Our Philip Alston in Geneva this week.
GENEVA (25 June 2019) – Climate change will have the greatest impact on those living in poverty, but also threatens democracy and human rights, according to a UN expert.
We read: Mr. Philip Alston (Australia) took up his functions as the Special Rapporteur on extreme poverty and human rights in June 2014. As a Special Rapporteur, he is part of what is known as the Special Procedures of the Human Rights Council. Special Procedures, the largest body of independent experts in the UN Human Rights system, is the general name of the Council’s independent fact-finding and monitoring mechanisms that address either specific country situations or thematic issues in all parts of the world. Special Procedures’ experts work on a voluntary basis; they are not UN staff and do not receive a salary for their work. They are independent from any government or organization and serve in their individual capacity.
Moving on to a Congressional hearing on natural disasters and climate change, Judith Curry describes how Michal Mann used his five minutes of fame.
In my own testimony, I referenced (and even quoted) the IPCC AR5 and the US National Assessment report about a dozen times. I also provided my (forthcoming) Report on Hurricanes and Climate Change, which includes about 100 references (nearly all are refereed journal publications) plus links to other review articles that provides further references.
Whatever happened to climate scientists using the IPCC and National Assessment Reports in their analyses, either to support their arguments or otherwise refuting specific statements in these Reports? It seems that only scientists of the non-alarmist persuasion are citing these Reports any more.
Mann took a different approach from mine. His testimony reads like an op-ed, and he even cites his op-eds as supporting evidence. Yes, it is readable, but it is not well documented.

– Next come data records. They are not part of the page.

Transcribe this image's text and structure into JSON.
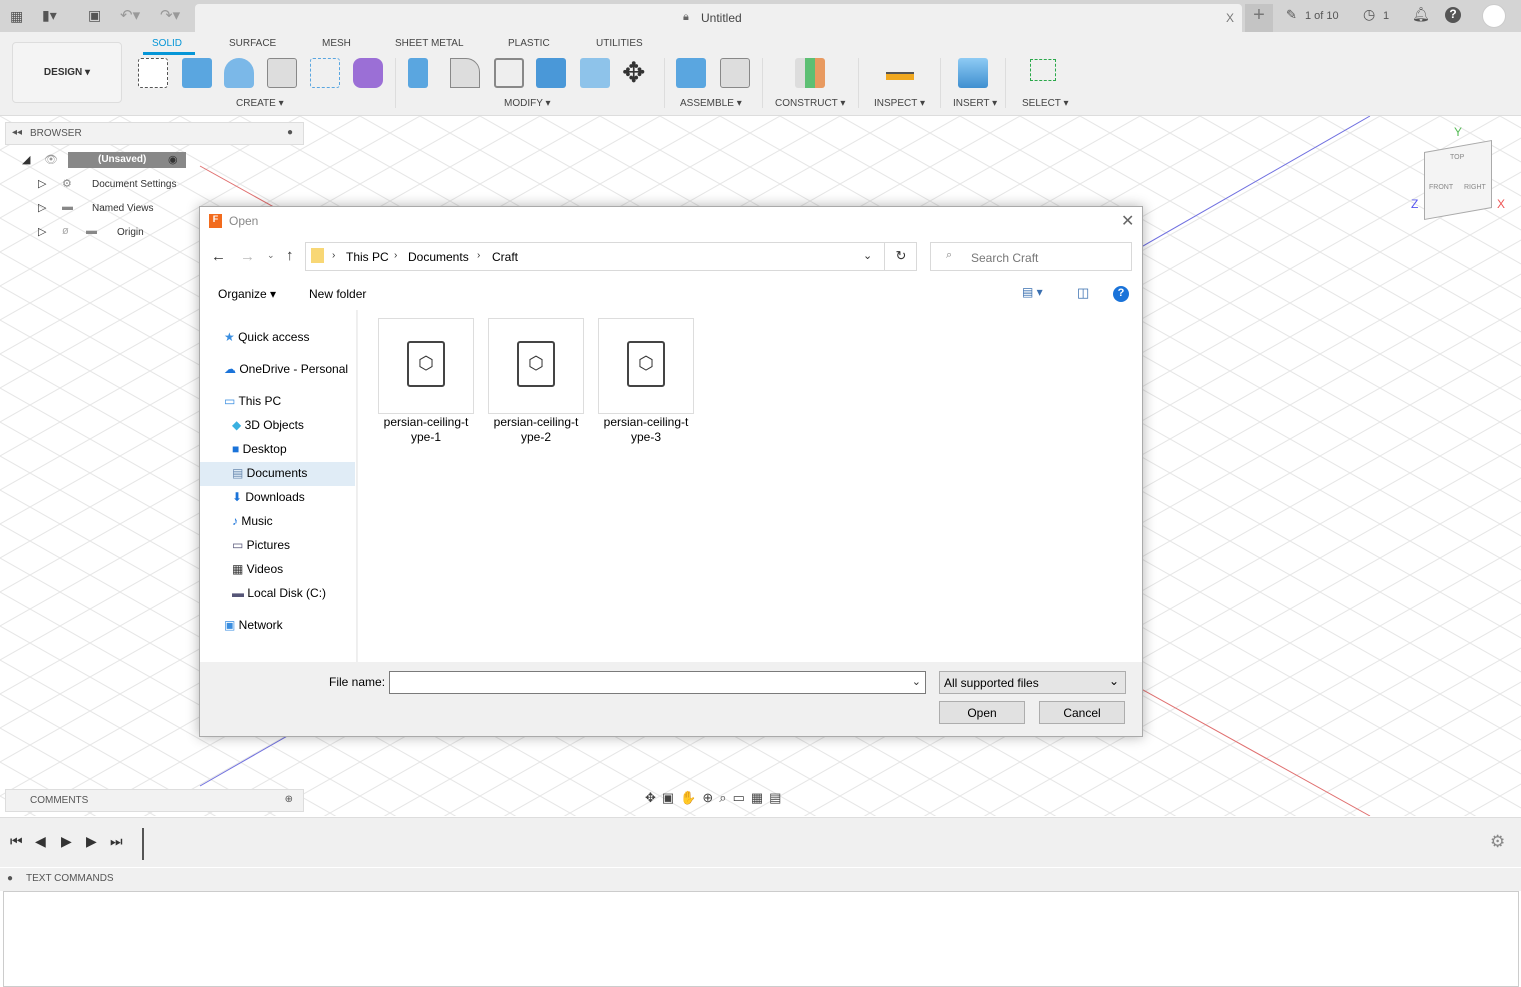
{
  "titlebar": {
    "doc_title": "Untitled",
    "jobs": "1 of 10",
    "clock_count": "1",
    "close": "X"
  },
  "ribbon": {
    "workspace": "DESIGN ▾",
    "tabs": [
      "SOLID",
      "SURFACE",
      "MESH",
      "SHEET METAL",
      "PLASTIC",
      "UTILITIES"
    ],
    "groups": [
      "CREATE ▾",
      "MODIFY ▾",
      "ASSEMBLE ▾",
      "CONSTRUCT ▾",
      "INSPECT ▾",
      "INSERT ▾",
      "SELECT ▾"
    ]
  },
  "browser": {
    "title": "BROWSER",
    "root": "(Unsaved)",
    "items": [
      "Document Settings",
      "Named Views",
      "Origin"
    ]
  },
  "comments": {
    "title": "COMMENTS"
  },
  "text_commands": {
    "title": "TEXT COMMANDS"
  },
  "viewcube": {
    "top": "TOP",
    "front": "FRONT",
    "right": "RIGHT",
    "x": "X",
    "y": "Y",
    "z": "Z"
  },
  "dialog": {
    "title": "Open",
    "breadcrumb": [
      "This PC",
      "Documents",
      "Craft"
    ],
    "search_placeholder": "Search Craft",
    "organize": "Organize ▾",
    "new_folder": "New folder",
    "nav": [
      "Quick access",
      "OneDrive - Personal",
      "This PC",
      "3D Objects",
      "Desktop",
      "Documents",
      "Downloads",
      "Music",
      "Pictures",
      "Videos",
      "Local Disk (C:)",
      "Network"
    ],
    "selected_nav": "Documents",
    "files": [
      {
        "l1": "persian-ceiling-t",
        "l2": "ype-1"
      },
      {
        "l1": "persian-ceiling-t",
        "l2": "ype-2"
      },
      {
        "l1": "persian-ceiling-t",
        "l2": "ype-3"
      }
    ],
    "file_name_label": "File name:",
    "file_name_value": "",
    "filter": "All supported files",
    "open": "Open",
    "cancel": "Cancel"
  }
}
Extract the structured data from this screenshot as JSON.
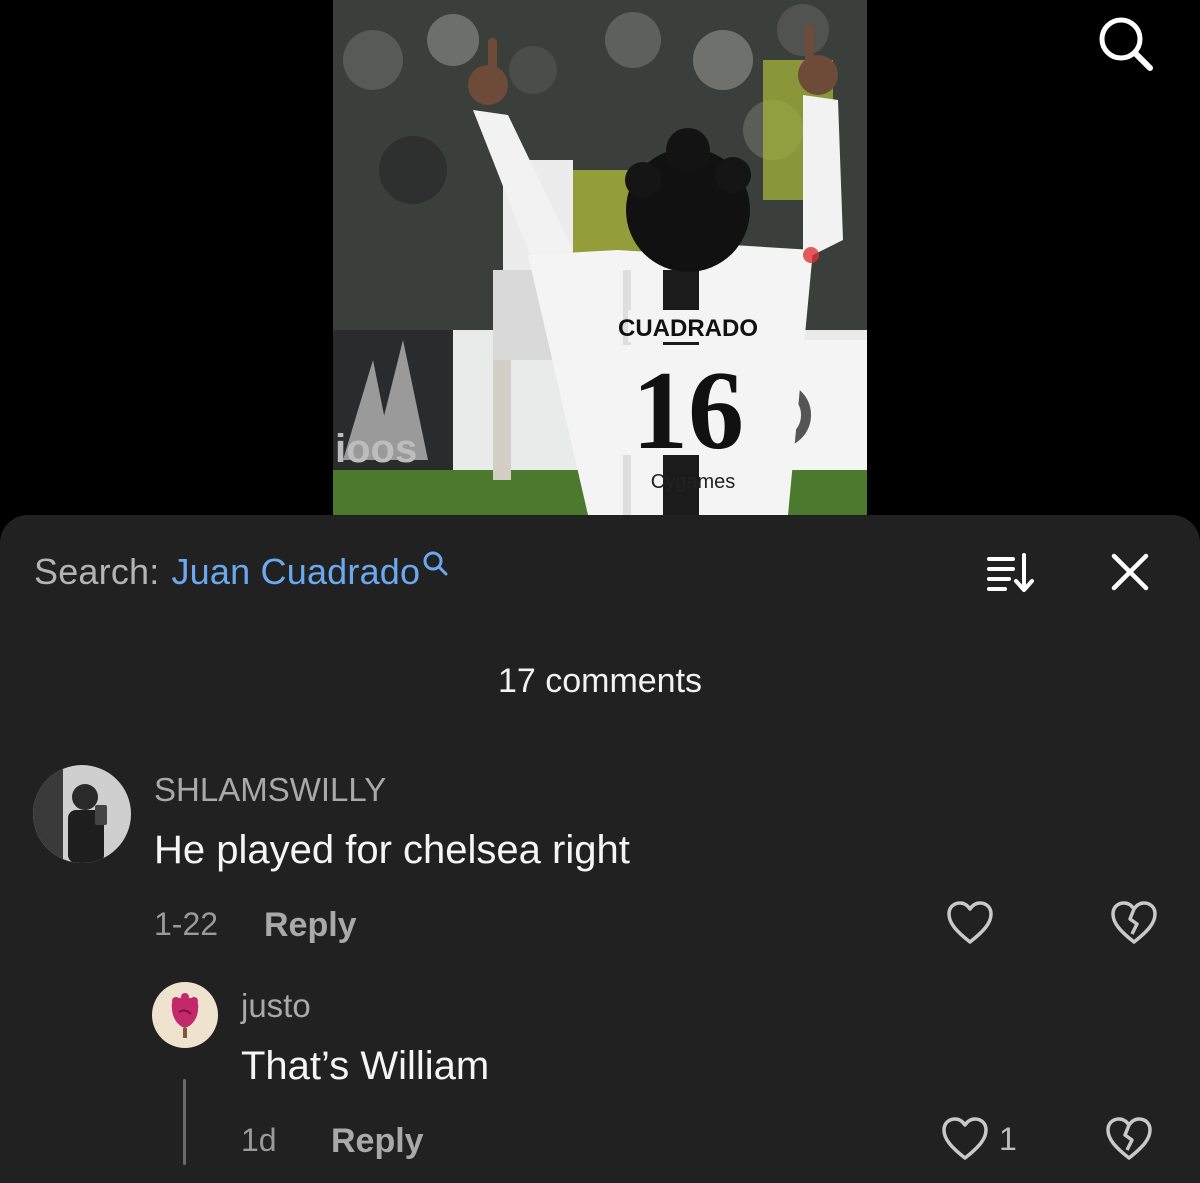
{
  "top_bar": {
    "search_icon": "search-icon"
  },
  "video": {
    "player_name": "CUADRADO",
    "player_number": "16",
    "sponsor": "Cygames"
  },
  "comments_panel": {
    "search_prefix": "Search:",
    "search_term": "Juan Cuadrado",
    "search_term_icon": "search-icon",
    "sort_icon": "sort-icon",
    "close_icon": "close-icon",
    "count_label": "17 comments",
    "comments": [
      {
        "username": "SHLAMSWILLY",
        "text": "He played for chelsea right",
        "date": "1-22",
        "reply_label": "Reply",
        "like_icon": "heart-outline-icon",
        "dislike_icon": "broken-heart-icon",
        "replies": [
          {
            "username": "justo",
            "text": "That’s William",
            "date": "1d",
            "reply_label": "Reply",
            "like_icon": "heart-outline-icon",
            "like_count": "1",
            "dislike_icon": "broken-heart-icon"
          }
        ]
      }
    ]
  },
  "colors": {
    "sheet_bg": "#212121",
    "accent_link": "#6aa9f0",
    "muted_text": "#a9a9a9"
  }
}
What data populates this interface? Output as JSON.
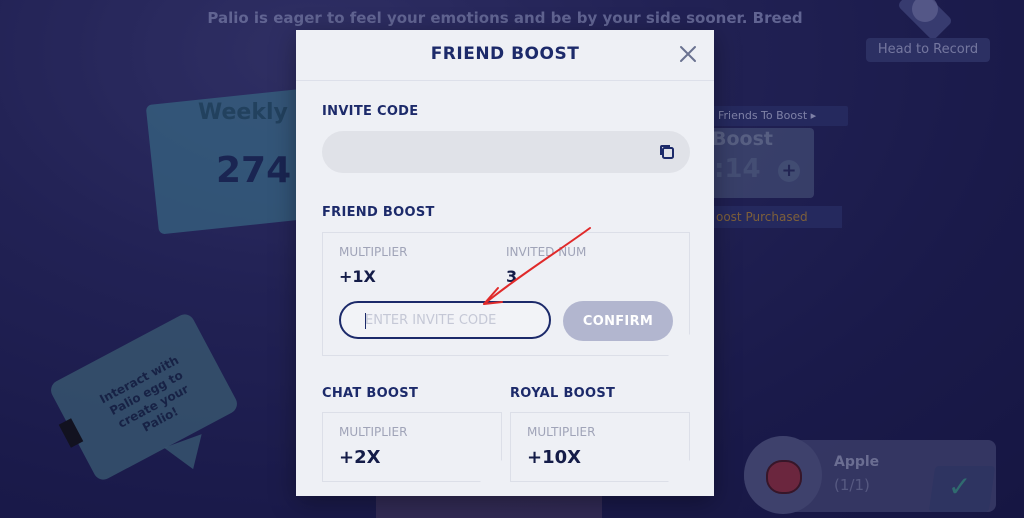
{
  "background": {
    "message": "Palio is eager to feel your emotions and be by your side sooner. Breed your Palio!",
    "weekly_title": "Weekly",
    "weekly_value": "274",
    "head_to_record": "Head to Record",
    "invite_friends_tag": "Friends To Boost",
    "boost_title": "Boost",
    "boost_value": "14",
    "boost_purchased": "oost Purchased",
    "bubble_text": "Interact with Palio egg to create your Palio!",
    "apple_name": "Apple",
    "apple_count": "(1/1)"
  },
  "modal": {
    "title": "FRIEND BOOST",
    "invite_code_label": "INVITE CODE",
    "invite_code_value": "",
    "friend_boost_label": "FRIEND BOOST",
    "friend_boost": {
      "multiplier_label": "MULTIPLIER",
      "multiplier_value": "+1X",
      "invited_label": "INVITED NUM",
      "invited_value": "3",
      "input_placeholder": "ENTER INVITE CODE",
      "confirm_label": "CONFIRM"
    },
    "chat_boost": {
      "label": "CHAT BOOST",
      "multiplier_label": "MULTIPLIER",
      "multiplier_value": "+2X"
    },
    "royal_boost": {
      "label": "ROYAL BOOST",
      "multiplier_label": "MULTIPLIER",
      "multiplier_value": "+10X"
    }
  },
  "colors": {
    "navy": "#1c2a6a",
    "modal_bg": "#eef0f5",
    "confirm_disabled": "#b2b6cf",
    "annotation_arrow": "#e02a2a"
  },
  "icons": [
    "close-icon",
    "copy-icon",
    "fist-icon",
    "plus-icon",
    "check-icon",
    "apple-icon"
  ]
}
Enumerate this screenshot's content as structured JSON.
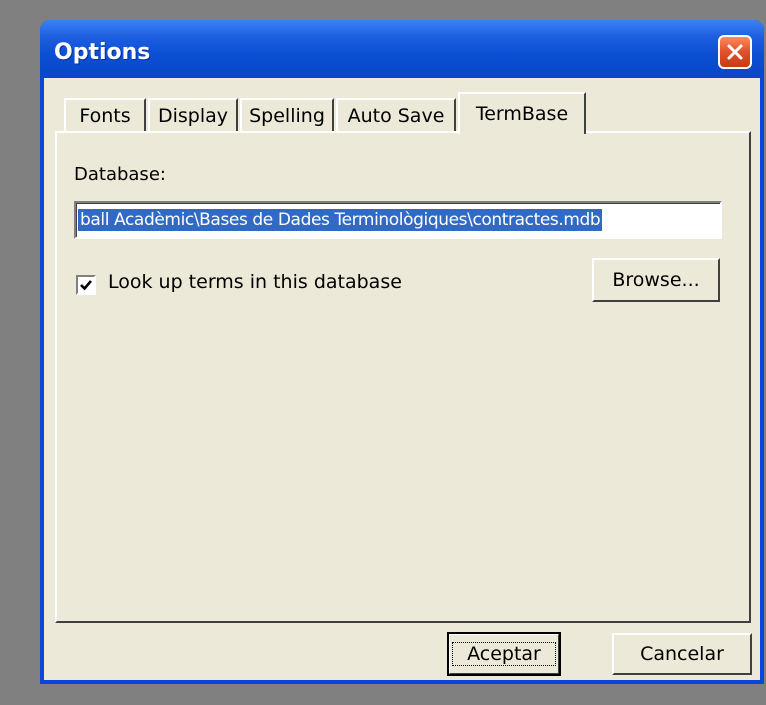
{
  "window": {
    "title": "Options"
  },
  "tabs": [
    {
      "label": "Fonts",
      "active": false
    },
    {
      "label": "Display",
      "active": false
    },
    {
      "label": "Spelling",
      "active": false
    },
    {
      "label": "Auto Save",
      "active": false
    },
    {
      "label": "TermBase",
      "active": true
    }
  ],
  "termbase": {
    "database_label": "Database:",
    "database_value": "ball Acadèmic\\Bases de Dades Terminològiques\\contractes.mdb",
    "lookup_label": "Look up terms in this database",
    "lookup_checked": true,
    "browse_label": "Browse..."
  },
  "footer": {
    "accept_label": "Aceptar",
    "cancel_label": "Cancelar"
  },
  "colors": {
    "titlebar": "#0a47d8",
    "face": "#ece9d8",
    "selection": "#316ac5",
    "close": "#e0502a"
  }
}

Mann did not provide a bibliography for his testimony or any footnotes; rather he included hyperlinks. I clicked on each of these, to see what sources he was using.
His links include 3 references to his own journal publications, plus two links to publications by other authors. One link is provided to a NOAA statement. Several links are made to the StonyBrook University blog, describing unpublished analyses.
Windwatch update. At 5.30, some time before the peak, Wind is running at 50% producing 3.4GW that is 14% of the load.
THE POWER OF IMAGES. SELECTIVE REPORTING ON GLOBAL TEMPERATURE. From Ben in the comments, how the “alarming” warming of recent years disappears when viewed in perspective since the Industrial Revolution. The Scary picture. Not so scary. The lack of correlation between rising CO2 and the temperature record.
A decade on from a commitment to phase out subsidies to coal G20 governments continue to provide billions of dollars of support for the production and consumption of fossil fuels, spending at least $63.9 billion per year on coal alone, the most polluting fossil fuel. They have also neglected to define or document the full extent of their subsidies.